[Website and app data records]
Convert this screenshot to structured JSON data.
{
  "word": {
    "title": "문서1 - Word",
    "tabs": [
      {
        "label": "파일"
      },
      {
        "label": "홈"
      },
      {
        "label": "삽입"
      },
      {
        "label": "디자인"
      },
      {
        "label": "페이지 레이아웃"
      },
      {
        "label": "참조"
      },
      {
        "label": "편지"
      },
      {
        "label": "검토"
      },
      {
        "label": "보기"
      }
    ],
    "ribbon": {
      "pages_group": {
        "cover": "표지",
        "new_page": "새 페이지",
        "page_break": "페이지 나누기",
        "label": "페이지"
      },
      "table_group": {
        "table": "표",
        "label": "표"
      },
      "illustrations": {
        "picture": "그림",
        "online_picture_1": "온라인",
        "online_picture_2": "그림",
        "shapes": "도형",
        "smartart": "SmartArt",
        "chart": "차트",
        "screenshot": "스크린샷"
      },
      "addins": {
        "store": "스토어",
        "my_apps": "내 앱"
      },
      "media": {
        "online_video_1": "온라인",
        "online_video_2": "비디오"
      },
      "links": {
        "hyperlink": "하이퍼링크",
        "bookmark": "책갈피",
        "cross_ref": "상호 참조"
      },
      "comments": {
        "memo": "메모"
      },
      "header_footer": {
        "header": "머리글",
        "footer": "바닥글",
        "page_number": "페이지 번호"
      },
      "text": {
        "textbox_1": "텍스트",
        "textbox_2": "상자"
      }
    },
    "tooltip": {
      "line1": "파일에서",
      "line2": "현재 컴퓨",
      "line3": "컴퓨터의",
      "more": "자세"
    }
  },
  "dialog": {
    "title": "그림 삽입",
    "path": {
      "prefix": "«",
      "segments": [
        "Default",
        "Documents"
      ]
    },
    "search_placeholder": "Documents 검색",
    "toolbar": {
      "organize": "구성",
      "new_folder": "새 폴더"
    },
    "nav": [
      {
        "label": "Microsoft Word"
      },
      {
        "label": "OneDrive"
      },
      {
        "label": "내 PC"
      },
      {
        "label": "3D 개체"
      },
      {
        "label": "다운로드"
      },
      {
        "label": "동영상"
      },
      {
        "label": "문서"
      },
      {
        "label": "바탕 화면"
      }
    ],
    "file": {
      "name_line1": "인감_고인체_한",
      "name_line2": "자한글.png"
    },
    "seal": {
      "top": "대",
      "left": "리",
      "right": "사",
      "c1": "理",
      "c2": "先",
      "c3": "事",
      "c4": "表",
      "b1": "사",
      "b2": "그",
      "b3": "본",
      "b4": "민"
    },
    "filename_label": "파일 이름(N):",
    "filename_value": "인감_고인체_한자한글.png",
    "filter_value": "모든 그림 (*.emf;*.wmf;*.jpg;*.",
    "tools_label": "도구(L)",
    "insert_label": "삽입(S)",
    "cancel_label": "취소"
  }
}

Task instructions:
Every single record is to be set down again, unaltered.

Exercise solution:
Convert this screenshot to structured JSON data.
{
  "word": {
    "title": "문서1 - Word",
    "tabs": [
      {
        "label": "파일"
      },
      {
        "label": "홈"
      },
      {
        "label": "삽입"
      },
      {
        "label": "디자인"
      },
      {
        "label": "페이지 레이아웃"
      },
      {
        "label": "참조"
      },
      {
        "label": "편지"
      },
      {
        "label": "검토"
      },
      {
        "label": "보기"
      }
    ],
    "ribbon": {
      "pages_group": {
        "cover": "표지",
        "new_page": "새 페이지",
        "page_break": "페이지 나누기",
        "label": "페이지"
      },
      "table_group": {
        "table": "표",
        "label": "표"
      },
      "illustrations": {
        "picture": "그림",
        "online_picture_1": "온라인",
        "online_picture_2": "그림",
        "shapes": "도형",
        "smartart": "SmartArt",
        "chart": "차트",
        "screenshot": "스크린샷"
      },
      "addins": {
        "store": "스토어",
        "my_apps": "내 앱"
      },
      "media": {
        "online_video_1": "온라인",
        "online_video_2": "비디오"
      },
      "links": {
        "hyperlink": "하이퍼링크",
        "bookmark": "책갈피",
        "cross_ref": "상호 참조"
      },
      "comments": {
        "memo": "메모"
      },
      "header_footer": {
        "header": "머리글",
        "footer": "바닥글",
        "page_number": "페이지 번호"
      },
      "text": {
        "textbox_1": "텍스트",
        "textbox_2": "상자"
      }
    },
    "tooltip": {
      "line1": "파일에서",
      "line2": "현재 컴퓨",
      "line3": "컴퓨터의",
      "more": "자세"
    }
  },
  "dialog": {
    "title": "그림 삽입",
    "path": {
      "prefix": "«",
      "segments": [
        "Default",
        "Documents"
      ]
    },
    "search_placeholder": "Documents 검색",
    "toolbar": {
      "organize": "구성",
      "new_folder": "새 폴더"
    },
    "nav": [
      {
        "label": "Microsoft Word"
      },
      {
        "label": "OneDrive"
      },
      {
        "label": "내 PC"
      },
      {
        "label": "3D 개체"
      },
      {
        "label": "다운로드"
      },
      {
        "label": "동영상"
      },
      {
        "label": "문서"
      },
      {
        "label": "바탕 화면"
      }
    ],
    "file": {
      "name_line1": "인감_고인체_한",
      "name_line2": "자한글.png"
    },
    "seal": {
      "top": "대",
      "left": "리",
      "right": "사",
      "c1": "理",
      "c2": "先",
      "c3": "事",
      "c4": "表",
      "b1": "사",
      "b2": "그",
      "b3": "본",
      "b4": "민"
    },
    "filename_label": "파일 이름(N):",
    "filename_value": "인감_고인체_한자한글.png",
    "filter_value": "모든 그림 (*.emf;*.wmf;*.jpg;*.",
    "tools_label": "도구(L)",
    "insert_label": "삽입(S)",
    "cancel_label": "취소"
  }
}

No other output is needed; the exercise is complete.